Researchers at Helmholtz Zentrum München, Technical University of Munich (TUM) and the German Center for Infection Research (DZIF) have developed a novel therapeutic approach to cure chronic hepatitis B. The scientists found that the large amount of hepatitis B virus proteins expressed in the liver prevents the body's immune system to defeat the virus, consequently preventing an effective therapy. The researchers were able to show that knocking down the expression of the virus’ proteins enables successful vaccination with TherVacB, a novel therapeutic vaccine.
Around 260 million humans, more than three percent of the world's population, are chronically infected by the hepatitis B virus. As a result, every year, 880,000 people worldwide die of liver failure or hepatocellular carcinoma. Currently no curative therapy is available. The therapies available to date inhibit virus replication, but need to be given long-term. As long as infected people cannot form an adequate immune response, the virus will survive. This is precisely where Prof. Ulrike Protzer, head of the Institute of Virology at Helmholtz Zentrum München and TUM and coordinator of the DZIF research area “Hepatitis”, and her team start.
Novel therapeutic approach
Using a preclinical mouse model, the researchers found that proteins of the hepatitis B virus prevent that certain immune cells of the body, so-called CD8+ T-cells become effective. Based on these finding, the scientists developed a novel therapeutic approach: first, the expression levels of the virus proteins are knocked down, and then the immune cells are activated by therapeutic vaccination. In contrast to conventional vaccinations, which aim to prevent diseases before outbreak, such a therapeutic vaccination aims to cure already existing chronic diseases.
Successful suppression of virus proteins in mice
Consequently, the researchers first developed a method to suppress the hepatitis B virus proteins. They used siRNAs, small ribonucleic acid molecules that bind to the messenger RNA of the virus’ proteins. By labelling the messenger RNA with siRNA, the infected cell receives the signal that the viral RNA is undesired and removes it. In this way protein expression is knocked down. However, the suppression of protein expression alone was not sufficient to reverse the inhibition of the CD8+ T-cells in chronically infected mice.
Infection cured in mice
The scientists therefore had to go one step further: “We then combined the siRNA method with a therapeutic vaccination developed by us. This enabled us to trigger a strong immune response against the virus. This led to cure of hepatitis B virus infection in two different mouse models,” explains Dr. Thomas Michler, physician and one of the two first authors of the study.
Novel therapeutic vaccination soon in a clinical trial
The newly developed vaccine, called TherVacB, will be tested as an immunotherapy in a two-year clinical trial starting in 2021. “The therapeutic vaccine we have developed is indeed very promising as it induces neutralizing antibodies and T-cell responses,” said Dr. Anna Kosinska, the other first author of the study. The vaccine will be administered in three doses every four weeks. It has been designed to target the majority of all hepatitis B viruses and therefore will be beneficial to most people infected worldwide.
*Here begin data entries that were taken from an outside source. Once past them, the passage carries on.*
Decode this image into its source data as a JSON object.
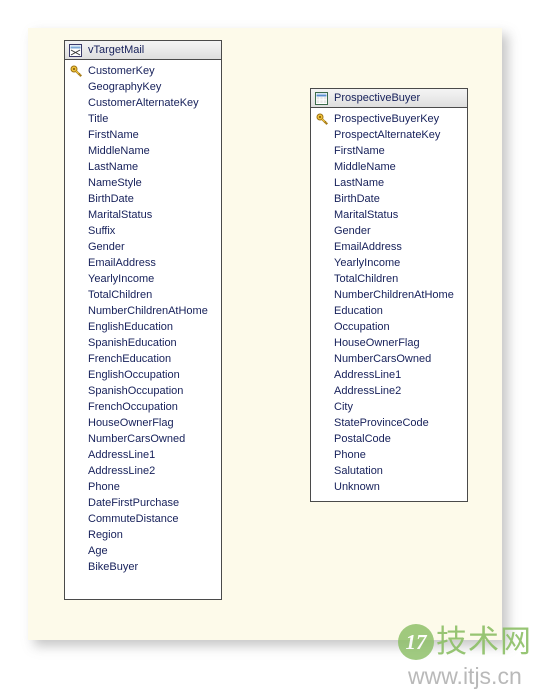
{
  "canvas": {
    "background_color": "#fdfaea",
    "page_background_color": "#ffffff"
  },
  "entities": [
    {
      "name": "vTargetMail",
      "icon": "view-icon",
      "fields": [
        {
          "name": "CustomerKey",
          "icon": "primary-key-icon"
        },
        {
          "name": "GeographyKey",
          "icon": ""
        },
        {
          "name": "CustomerAlternateKey",
          "icon": ""
        },
        {
          "name": "Title",
          "icon": ""
        },
        {
          "name": "FirstName",
          "icon": ""
        },
        {
          "name": "MiddleName",
          "icon": ""
        },
        {
          "name": "LastName",
          "icon": ""
        },
        {
          "name": "NameStyle",
          "icon": ""
        },
        {
          "name": "BirthDate",
          "icon": ""
        },
        {
          "name": "MaritalStatus",
          "icon": ""
        },
        {
          "name": "Suffix",
          "icon": ""
        },
        {
          "name": "Gender",
          "icon": ""
        },
        {
          "name": "EmailAddress",
          "icon": ""
        },
        {
          "name": "YearlyIncome",
          "icon": ""
        },
        {
          "name": "TotalChildren",
          "icon": ""
        },
        {
          "name": "NumberChildrenAtHome",
          "icon": ""
        },
        {
          "name": "EnglishEducation",
          "icon": ""
        },
        {
          "name": "SpanishEducation",
          "icon": ""
        },
        {
          "name": "FrenchEducation",
          "icon": ""
        },
        {
          "name": "EnglishOccupation",
          "icon": ""
        },
        {
          "name": "SpanishOccupation",
          "icon": ""
        },
        {
          "name": "FrenchOccupation",
          "icon": ""
        },
        {
          "name": "HouseOwnerFlag",
          "icon": ""
        },
        {
          "name": "NumberCarsOwned",
          "icon": ""
        },
        {
          "name": "AddressLine1",
          "icon": ""
        },
        {
          "name": "AddressLine2",
          "icon": ""
        },
        {
          "name": "Phone",
          "icon": ""
        },
        {
          "name": "DateFirstPurchase",
          "icon": ""
        },
        {
          "name": "CommuteDistance",
          "icon": ""
        },
        {
          "name": "Region",
          "icon": ""
        },
        {
          "name": "Age",
          "icon": ""
        },
        {
          "name": "BikeBuyer",
          "icon": ""
        }
      ]
    },
    {
      "name": "ProspectiveBuyer",
      "icon": "table-icon",
      "fields": [
        {
          "name": "ProspectiveBuyerKey",
          "icon": "primary-key-icon"
        },
        {
          "name": "ProspectAlternateKey",
          "icon": ""
        },
        {
          "name": "FirstName",
          "icon": ""
        },
        {
          "name": "MiddleName",
          "icon": ""
        },
        {
          "name": "LastName",
          "icon": ""
        },
        {
          "name": "BirthDate",
          "icon": ""
        },
        {
          "name": "MaritalStatus",
          "icon": ""
        },
        {
          "name": "Gender",
          "icon": ""
        },
        {
          "name": "EmailAddress",
          "icon": ""
        },
        {
          "name": "YearlyIncome",
          "icon": ""
        },
        {
          "name": "TotalChildren",
          "icon": ""
        },
        {
          "name": "NumberChildrenAtHome",
          "icon": ""
        },
        {
          "name": "Education",
          "icon": ""
        },
        {
          "name": "Occupation",
          "icon": ""
        },
        {
          "name": "HouseOwnerFlag",
          "icon": ""
        },
        {
          "name": "NumberCarsOwned",
          "icon": ""
        },
        {
          "name": "AddressLine1",
          "icon": ""
        },
        {
          "name": "AddressLine2",
          "icon": ""
        },
        {
          "name": "City",
          "icon": ""
        },
        {
          "name": "StateProvinceCode",
          "icon": ""
        },
        {
          "name": "PostalCode",
          "icon": ""
        },
        {
          "name": "Phone",
          "icon": ""
        },
        {
          "name": "Salutation",
          "icon": ""
        },
        {
          "name": "Unknown",
          "icon": ""
        }
      ]
    }
  ],
  "watermark": {
    "badge": "17",
    "site_name": "技术网",
    "url": "www.itjs.cn",
    "color": "#8cbf66"
  }
}
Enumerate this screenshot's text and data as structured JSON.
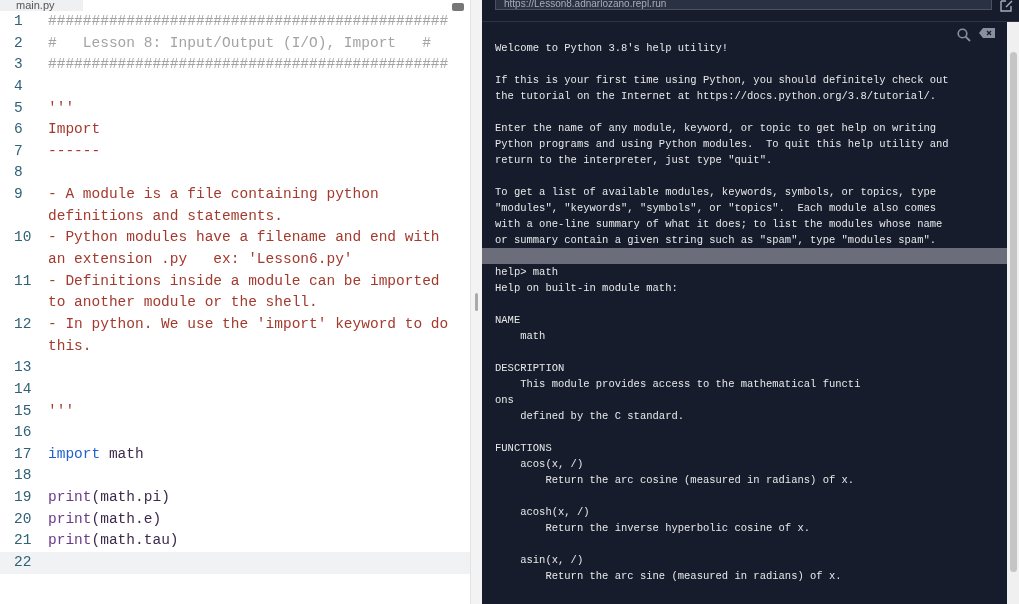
{
  "editor": {
    "tab": {
      "label": "main.py",
      "selected": true
    },
    "lines": [
      {
        "number": "1",
        "current": false,
        "segments": [
          {
            "kind": "comment",
            "text": "##############################################"
          }
        ]
      },
      {
        "number": "2",
        "current": false,
        "segments": [
          {
            "kind": "comment",
            "text": "#   Lesson 8: Input/Output (I/O), Import   #"
          }
        ]
      },
      {
        "number": "3",
        "current": false,
        "segments": [
          {
            "kind": "comment",
            "text": "##############################################"
          }
        ]
      },
      {
        "number": "4",
        "current": false
      },
      {
        "number": "5",
        "current": false,
        "segments": [
          {
            "kind": "string",
            "text": "'''"
          }
        ]
      },
      {
        "number": "6",
        "current": false,
        "segments": [
          {
            "kind": "string",
            "text": "Import"
          }
        ]
      },
      {
        "number": "7",
        "current": false,
        "segments": [
          {
            "kind": "string",
            "text": "------"
          }
        ]
      },
      {
        "number": "8",
        "current": false
      },
      {
        "number": "9",
        "current": false,
        "segments": [
          {
            "kind": "string",
            "text": "- A module is a file containing python definitions and statements."
          }
        ]
      },
      {
        "number": "10",
        "current": false,
        "segments": [
          {
            "kind": "string",
            "text": "- Python modules have a filename and end with an extension .py   ex: 'Lesson6.py'"
          }
        ]
      },
      {
        "number": "11",
        "current": false,
        "segments": [
          {
            "kind": "string",
            "text": "- Definitions inside a module can be imported to another module or the shell."
          }
        ]
      },
      {
        "number": "12",
        "current": false,
        "segments": [
          {
            "kind": "string",
            "text": "- In python. We use the 'import' keyword to do this."
          }
        ]
      },
      {
        "number": "13",
        "current": false
      },
      {
        "number": "14",
        "current": false
      },
      {
        "number": "15",
        "current": false,
        "segments": [
          {
            "kind": "string",
            "text": "'''"
          }
        ]
      },
      {
        "number": "16",
        "current": false
      },
      {
        "number": "17",
        "current": false,
        "segments": [
          {
            "kind": "keyword",
            "text": "import"
          },
          {
            "kind": "plain",
            "text": " math"
          }
        ]
      },
      {
        "number": "18",
        "current": false
      },
      {
        "number": "19",
        "current": false,
        "segments": [
          {
            "kind": "builtin",
            "text": "print"
          },
          {
            "kind": "plain",
            "text": "(math.pi)"
          }
        ]
      },
      {
        "number": "20",
        "current": false,
        "segments": [
          {
            "kind": "builtin",
            "text": "print"
          },
          {
            "kind": "plain",
            "text": "(math.e)"
          }
        ]
      },
      {
        "number": "21",
        "current": false,
        "segments": [
          {
            "kind": "builtin",
            "text": "print"
          },
          {
            "kind": "plain",
            "text": "(math.tau)"
          }
        ]
      },
      {
        "number": "22",
        "current": true
      }
    ]
  },
  "console": {
    "url": "https://Lesson8.adnarlozano.repl.run",
    "lines": [
      {
        "kind": "text",
        "selected": false,
        "text": "Welcome to Python 3.8's help utility!"
      },
      {
        "kind": "blank",
        "selected": false
      },
      {
        "kind": "text",
        "selected": false,
        "text": "If this is your first time using Python, you should definitely check out"
      },
      {
        "kind": "text",
        "selected": false,
        "text": "the tutorial on the Internet at https://docs.python.org/3.8/tutorial/."
      },
      {
        "kind": "blank",
        "selected": false
      },
      {
        "kind": "text",
        "selected": false,
        "text": "Enter the name of any module, keyword, or topic to get help on writing"
      },
      {
        "kind": "text",
        "selected": false,
        "text": "Python programs and using Python modules.  To quit this help utility and"
      },
      {
        "kind": "text",
        "selected": false,
        "text": "return to the interpreter, just type \"quit\"."
      },
      {
        "kind": "blank",
        "selected": false
      },
      {
        "kind": "text",
        "selected": false,
        "text": "To get a list of available modules, keywords, symbols, or topics, type"
      },
      {
        "kind": "text",
        "selected": false,
        "text": "\"modules\", \"keywords\", \"symbols\", or \"topics\".  Each module also comes"
      },
      {
        "kind": "text",
        "selected": false,
        "text": "with a one-line summary of what it does; to list the modules whose name"
      },
      {
        "kind": "text",
        "selected": false,
        "text": "or summary contain a given string such as \"spam\", type \"modules spam\"."
      },
      {
        "kind": "blank",
        "selected": true
      },
      {
        "kind": "text",
        "selected": false,
        "text": "help> math"
      },
      {
        "kind": "text",
        "selected": false,
        "text": "Help on built-in module math:"
      },
      {
        "kind": "blank",
        "selected": false
      },
      {
        "kind": "text",
        "selected": false,
        "text": "NAME"
      },
      {
        "kind": "text",
        "selected": false,
        "text": "    math"
      },
      {
        "kind": "blank",
        "selected": false
      },
      {
        "kind": "text",
        "selected": false,
        "text": "DESCRIPTION"
      },
      {
        "kind": "text",
        "selected": false,
        "text": "    This module provides access to the mathematical functi"
      },
      {
        "kind": "text",
        "selected": false,
        "text": "ons"
      },
      {
        "kind": "text",
        "selected": false,
        "text": "    defined by the C standard."
      },
      {
        "kind": "blank",
        "selected": false
      },
      {
        "kind": "text",
        "selected": false,
        "text": "FUNCTIONS"
      },
      {
        "kind": "text",
        "selected": false,
        "text": "    acos(x, /)"
      },
      {
        "kind": "text",
        "selected": false,
        "text": "        Return the arc cosine (measured in radians) of x."
      },
      {
        "kind": "blank",
        "selected": false
      },
      {
        "kind": "text",
        "selected": false,
        "text": "    acosh(x, /)"
      },
      {
        "kind": "text",
        "selected": false,
        "text": "        Return the inverse hyperbolic cosine of x."
      },
      {
        "kind": "blank",
        "selected": false
      },
      {
        "kind": "text",
        "selected": false,
        "text": "    asin(x, /)"
      },
      {
        "kind": "text",
        "selected": false,
        "text": "        Return the arc sine (measured in radians) of x."
      }
    ]
  }
}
“We are very pleased that for the clinical trials of TherVacB we are able to cooperate with a consortium of Europe’s leading virologists, immunologists and hepatologist, guided by Helmholtz Zentrum München,” adds Protzer. The consortium will receive funding of more than € 10 million from the European Union within the program Horizon 2020 (H2020-SC1-2019).
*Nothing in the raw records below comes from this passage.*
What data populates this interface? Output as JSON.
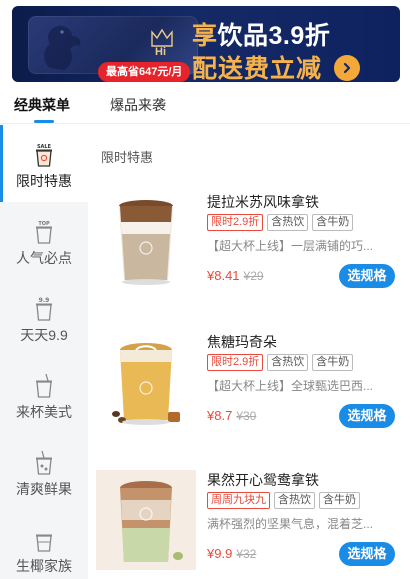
{
  "banner": {
    "hi_text": "Hi",
    "badge": "最高省647元/月",
    "line1_accent": "享",
    "line1_rest": "饮品3.9折",
    "line2": "配送费立减"
  },
  "tabs": [
    {
      "label": "经典菜单",
      "active": true
    },
    {
      "label": "爆品来袭",
      "active": false
    }
  ],
  "sidebar": {
    "items": [
      {
        "label": "限时特惠",
        "icon": "sale-cup-icon",
        "icon_text": "SALE",
        "active": true
      },
      {
        "label": "人气必点",
        "icon": "top-cup-icon",
        "icon_text": "TOP",
        "active": false
      },
      {
        "label": "天天9.9",
        "icon": "daily-99-cup-icon",
        "icon_text": "9.9",
        "active": false
      },
      {
        "label": "来杯美式",
        "icon": "americano-cup-icon",
        "active": false
      },
      {
        "label": "清爽鲜果",
        "icon": "fruit-drink-icon",
        "active": false
      },
      {
        "label": "生椰家族",
        "icon": "coconut-cup-icon",
        "active": false
      }
    ]
  },
  "section_title": "限时特惠",
  "products": [
    {
      "name": "提拉米苏风味拿铁",
      "tags": [
        "限时2.9折",
        "含热饮",
        "含牛奶"
      ],
      "desc": "【超大杯上线】一层满铺的巧...",
      "price": "¥8.41",
      "original_price": "¥29",
      "button": "选规格"
    },
    {
      "name": "焦糖玛奇朵",
      "tags": [
        "限时2.9折",
        "含热饮",
        "含牛奶"
      ],
      "desc": "【超大杯上线】全球甄选巴西...",
      "price": "¥8.7",
      "original_price": "¥30",
      "button": "选规格"
    },
    {
      "name": "果然开心鸳鸯拿铁",
      "tags": [
        "周周九块九",
        "含热饮",
        "含牛奶"
      ],
      "desc": "满杯强烈的坚果气息，混着芝...",
      "price": "¥9.9",
      "original_price": "¥32",
      "button": "选规格"
    }
  ],
  "colors": {
    "accent_blue": "#1a8ce6",
    "promo_red": "#e94a3b",
    "banner_gold": "#f6b24b",
    "banner_navy": "#142a66"
  }
}
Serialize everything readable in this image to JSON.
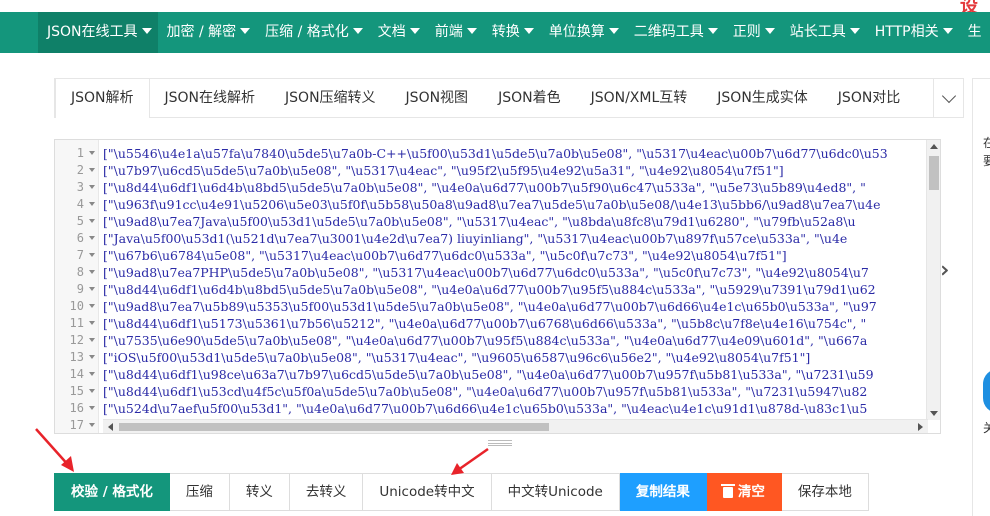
{
  "corner_glyph": "设",
  "nav": {
    "items": [
      {
        "label": "JSON在线工具"
      },
      {
        "label": "加密 / 解密"
      },
      {
        "label": "压缩 / 格式化"
      },
      {
        "label": "文档"
      },
      {
        "label": "前端"
      },
      {
        "label": "转换"
      },
      {
        "label": "单位换算"
      },
      {
        "label": "二维码工具"
      },
      {
        "label": "正则"
      },
      {
        "label": "站长工具"
      },
      {
        "label": "HTTP相关"
      },
      {
        "label": "生"
      }
    ]
  },
  "tabs": [
    {
      "label": "JSON解析"
    },
    {
      "label": "JSON在线解析"
    },
    {
      "label": "JSON压缩转义"
    },
    {
      "label": "JSON视图"
    },
    {
      "label": "JSON着色"
    },
    {
      "label": "JSON/XML互转"
    },
    {
      "label": "JSON生成实体"
    },
    {
      "label": "JSON对比"
    }
  ],
  "editor": {
    "line_numbers": [
      "1",
      "2",
      "3",
      "4",
      "5",
      "6",
      "7",
      "8",
      "9",
      "10",
      "11",
      "12",
      "13",
      "14",
      "15",
      "16",
      "17"
    ],
    "lines": [
      "[\"\\u5546\\u4e1a\\u57fa\\u7840\\u5de5\\u7a0b-C++\\u5f00\\u53d1\\u5de5\\u7a0b\\u5e08\", \"\\u5317\\u4eac\\u00b7\\u6d77\\u6dc0\\u53",
      "[\"\\u7b97\\u6cd5\\u5de5\\u7a0b\\u5e08\", \"\\u5317\\u4eac\", \"\\u95f2\\u5f95\\u4e92\\u5a31\", \"\\u4e92\\u8054\\u7f51\"]",
      "[\"\\u8d44\\u6df1\\u6d4b\\u8bd5\\u5de5\\u7a0b\\u5e08\", \"\\u4e0a\\u6d77\\u00b7\\u5f90\\u6c47\\u533a\", \"\\u5e73\\u5b89\\u4ed8\", \"",
      "[\"\\u963f\\u91cc\\u4e91\\u5206\\u5e03\\u5f0f\\u5b58\\u50a8\\u9ad8\\u7ea7\\u5de5\\u7a0b\\u5e08/\\u4e13\\u5bb6/\\u9ad8\\u7ea7\\u4e",
      "[\"\\u9ad8\\u7ea7Java\\u5f00\\u53d1\\u5de5\\u7a0b\\u5e08\", \"\\u5317\\u4eac\", \"\\u8bda\\u8fc8\\u79d1\\u6280\", \"\\u79fb\\u52a8\\u",
      "[\"Java\\u5f00\\u53d1(\\u521d\\u7ea7\\u3001\\u4e2d\\u7ea7) liuyinliang\", \"\\u5317\\u4eac\\u00b7\\u897f\\u57ce\\u533a\", \"\\u4e",
      "[\"\\u67b6\\u6784\\u5e08\", \"\\u5317\\u4eac\\u00b7\\u6d77\\u6dc0\\u533a\", \"\\u5c0f\\u7c73\", \"\\u4e92\\u8054\\u7f51\"]",
      "[\"\\u9ad8\\u7ea7PHP\\u5de5\\u7a0b\\u5e08\", \"\\u5317\\u4eac\\u00b7\\u6d77\\u6dc0\\u533a\", \"\\u5c0f\\u7c73\", \"\\u4e92\\u8054\\u7",
      "[\"\\u8d44\\u6df1\\u6d4b\\u8bd5\\u5de5\\u7a0b\\u5e08\", \"\\u4e0a\\u6d77\\u00b7\\u95f5\\u884c\\u533a\", \"\\u5929\\u7391\\u79d1\\u62",
      "[\"\\u9ad8\\u7ea7\\u5b89\\u5353\\u5f00\\u53d1\\u5de5\\u7a0b\\u5e08\", \"\\u4e0a\\u6d77\\u00b7\\u6d66\\u4e1c\\u65b0\\u533a\", \"\\u97",
      "[\"\\u8d44\\u6df1\\u5173\\u5361\\u7b56\\u5212\", \"\\u4e0a\\u6d77\\u00b7\\u6768\\u6d66\\u533a\", \"\\u5b8c\\u7f8e\\u4e16\\u754c\", \"",
      "[\"\\u7535\\u6e90\\u5de5\\u7a0b\\u5e08\", \"\\u4e0a\\u6d77\\u00b7\\u95f5\\u884c\\u533a\", \"\\u4e0a\\u6d77\\u4e09\\u601d\", \"\\u667a",
      "[\"iOS\\u5f00\\u53d1\\u5de5\\u7a0b\\u5e08\", \"\\u5317\\u4eac\", \"\\u9605\\u6587\\u96c6\\u56e2\", \"\\u4e92\\u8054\\u7f51\"]",
      "[\"\\u8d44\\u6df1\\u98ce\\u63a7\\u7b97\\u6cd5\\u5de5\\u7a0b\\u5e08\", \"\\u4e0a\\u6d77\\u00b7\\u957f\\u5b81\\u533a\", \"\\u7231\\u59",
      "[\"\\u8d44\\u6df1\\u53cd\\u4f5c\\u5f0a\\u5de5\\u7a0b\\u5e08\", \"\\u4e0a\\u6d77\\u00b7\\u957f\\u5b81\\u533a\", \"\\u7231\\u5947\\u82",
      "[\"\\u524d\\u7aef\\u5f00\\u53d1\", \"\\u4e0a\\u6d77\\u00b7\\u6d66\\u4e1c\\u65b0\\u533a\", \"\\u4eac\\u4e1c\\u91d1\\u878d-\\u83c1\\u5",
      ""
    ]
  },
  "right_panel": {
    "text_1": "在",
    "text_2": "要",
    "text_3": "关"
  },
  "buttons": [
    {
      "label": "校验 / 格式化"
    },
    {
      "label": "压缩"
    },
    {
      "label": "转义"
    },
    {
      "label": "去转义"
    },
    {
      "label": "Unicode转中文"
    },
    {
      "label": "中文转Unicode"
    },
    {
      "label": "复制结果"
    },
    {
      "label": "清空"
    },
    {
      "label": "保存本地"
    }
  ],
  "colors": {
    "brand_green": "#14967c",
    "blue": "#1e9fff",
    "orange": "#ff5722",
    "annotation_red": "#e8232a"
  }
}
Helmholtz Zentrum München, the German Research Center for Environmental Health, pursues the goal of developing personalized medical approaches for the prevention and therapy of major common diseases such as diabetes, allergies and lung diseases. To achieve this, it investigates the interaction of genetics, environmental factors and lifestyle. The Helmholtz Zentrum München is headquartered in Neuherberg in the north of Munich and has about 2,500 staff members. It is a member of the Helmholtz Association, a community of 19 scientific-technical and medical-biological research centers with a total of about 37,000 staff members. www.helmholtz-muenchen.de/en
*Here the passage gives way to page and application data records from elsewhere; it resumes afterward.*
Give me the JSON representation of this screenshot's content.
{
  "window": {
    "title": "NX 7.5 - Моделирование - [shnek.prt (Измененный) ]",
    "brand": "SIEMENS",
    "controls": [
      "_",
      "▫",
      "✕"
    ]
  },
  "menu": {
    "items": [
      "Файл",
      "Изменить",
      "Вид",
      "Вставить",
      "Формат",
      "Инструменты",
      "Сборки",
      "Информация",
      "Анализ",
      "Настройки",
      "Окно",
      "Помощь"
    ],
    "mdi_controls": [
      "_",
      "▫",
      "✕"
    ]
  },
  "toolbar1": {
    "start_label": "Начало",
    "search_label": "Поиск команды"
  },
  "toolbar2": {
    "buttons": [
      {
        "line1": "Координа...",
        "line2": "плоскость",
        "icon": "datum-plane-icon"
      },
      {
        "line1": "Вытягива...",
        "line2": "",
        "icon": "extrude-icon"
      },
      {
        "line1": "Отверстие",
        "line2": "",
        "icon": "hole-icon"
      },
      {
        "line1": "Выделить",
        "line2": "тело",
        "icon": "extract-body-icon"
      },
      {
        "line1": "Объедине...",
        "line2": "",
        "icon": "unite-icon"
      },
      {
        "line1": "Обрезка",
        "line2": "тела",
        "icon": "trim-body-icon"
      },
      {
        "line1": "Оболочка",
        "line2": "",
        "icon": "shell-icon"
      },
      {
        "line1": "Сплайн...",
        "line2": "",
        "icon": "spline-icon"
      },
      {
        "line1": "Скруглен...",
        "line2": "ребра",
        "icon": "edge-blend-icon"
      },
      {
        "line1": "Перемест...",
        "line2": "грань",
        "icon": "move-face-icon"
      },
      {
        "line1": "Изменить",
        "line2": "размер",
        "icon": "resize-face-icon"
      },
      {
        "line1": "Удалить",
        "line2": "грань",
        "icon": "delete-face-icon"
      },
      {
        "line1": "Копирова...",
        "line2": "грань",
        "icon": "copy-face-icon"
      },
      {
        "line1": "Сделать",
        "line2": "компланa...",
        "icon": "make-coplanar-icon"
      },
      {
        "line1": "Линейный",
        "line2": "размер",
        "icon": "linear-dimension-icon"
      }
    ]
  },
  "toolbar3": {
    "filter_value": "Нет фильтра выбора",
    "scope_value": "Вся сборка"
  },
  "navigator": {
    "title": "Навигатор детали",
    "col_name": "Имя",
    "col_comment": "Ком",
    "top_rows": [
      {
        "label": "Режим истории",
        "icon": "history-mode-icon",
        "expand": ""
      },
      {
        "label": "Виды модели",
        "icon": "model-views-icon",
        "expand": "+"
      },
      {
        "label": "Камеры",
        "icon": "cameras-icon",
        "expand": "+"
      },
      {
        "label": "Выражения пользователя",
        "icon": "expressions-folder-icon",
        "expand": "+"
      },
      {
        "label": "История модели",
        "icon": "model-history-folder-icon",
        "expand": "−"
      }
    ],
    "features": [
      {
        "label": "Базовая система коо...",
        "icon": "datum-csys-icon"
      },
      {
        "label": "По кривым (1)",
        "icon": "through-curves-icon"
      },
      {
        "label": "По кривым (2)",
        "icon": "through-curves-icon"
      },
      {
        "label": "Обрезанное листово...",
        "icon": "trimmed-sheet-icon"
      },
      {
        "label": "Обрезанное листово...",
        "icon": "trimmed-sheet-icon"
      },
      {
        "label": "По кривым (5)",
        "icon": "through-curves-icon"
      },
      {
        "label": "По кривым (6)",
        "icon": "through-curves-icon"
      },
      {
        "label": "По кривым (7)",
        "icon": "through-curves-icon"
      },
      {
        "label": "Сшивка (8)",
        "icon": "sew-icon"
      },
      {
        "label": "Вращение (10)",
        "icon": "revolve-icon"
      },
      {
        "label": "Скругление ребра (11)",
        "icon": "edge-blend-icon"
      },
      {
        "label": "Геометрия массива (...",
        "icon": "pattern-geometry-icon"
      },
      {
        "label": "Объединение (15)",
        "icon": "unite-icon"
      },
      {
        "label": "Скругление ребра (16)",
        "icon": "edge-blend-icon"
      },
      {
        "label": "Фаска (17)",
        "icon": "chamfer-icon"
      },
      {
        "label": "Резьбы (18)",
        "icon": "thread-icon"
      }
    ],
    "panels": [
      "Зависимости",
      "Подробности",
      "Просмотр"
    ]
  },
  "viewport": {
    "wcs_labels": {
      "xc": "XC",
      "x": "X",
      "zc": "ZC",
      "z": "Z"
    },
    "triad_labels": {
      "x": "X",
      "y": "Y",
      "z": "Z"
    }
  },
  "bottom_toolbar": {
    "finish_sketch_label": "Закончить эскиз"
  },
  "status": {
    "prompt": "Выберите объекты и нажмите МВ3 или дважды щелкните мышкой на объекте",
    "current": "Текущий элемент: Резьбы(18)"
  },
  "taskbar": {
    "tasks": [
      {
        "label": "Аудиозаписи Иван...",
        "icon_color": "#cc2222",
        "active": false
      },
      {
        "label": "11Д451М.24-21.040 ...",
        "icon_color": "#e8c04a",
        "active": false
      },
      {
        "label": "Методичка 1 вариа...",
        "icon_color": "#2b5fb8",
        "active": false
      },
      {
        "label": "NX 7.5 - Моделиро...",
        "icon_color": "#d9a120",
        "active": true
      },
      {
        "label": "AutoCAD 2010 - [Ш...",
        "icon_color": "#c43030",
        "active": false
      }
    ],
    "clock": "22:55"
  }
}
The Institute of Virology (VIRO) investigates viruses that chronically infect humans and can cause life-threatening diseases. The research activities of the institute focus mainly on the HI virus which causes AIDS, on endogenous retroviruses, which are integrated into our germline, and hepatitis B and C viruses, which cause liver cirrhosis and hepatocellular carcinoma. Molecular studies identify new diagnostic and therapeutic concepts to prevent and treat these viral diseases or to prevent the formation of virus-induced tumors. www.helmholtz-muenchen.de/viro
At the German Center for Infection Research (DZIF), over 500 researchers from 35 institutions throughout Germany jointly develop new approaches for the prevention, diagnosis and treatment of infectious diseases. The aim is to translate research results into clinical practice quickly and effectively. With this, the DZIF paves the way for developing new vaccines, diagnostic agents and drugs to treat infections. More information can be found at www.dzif.de.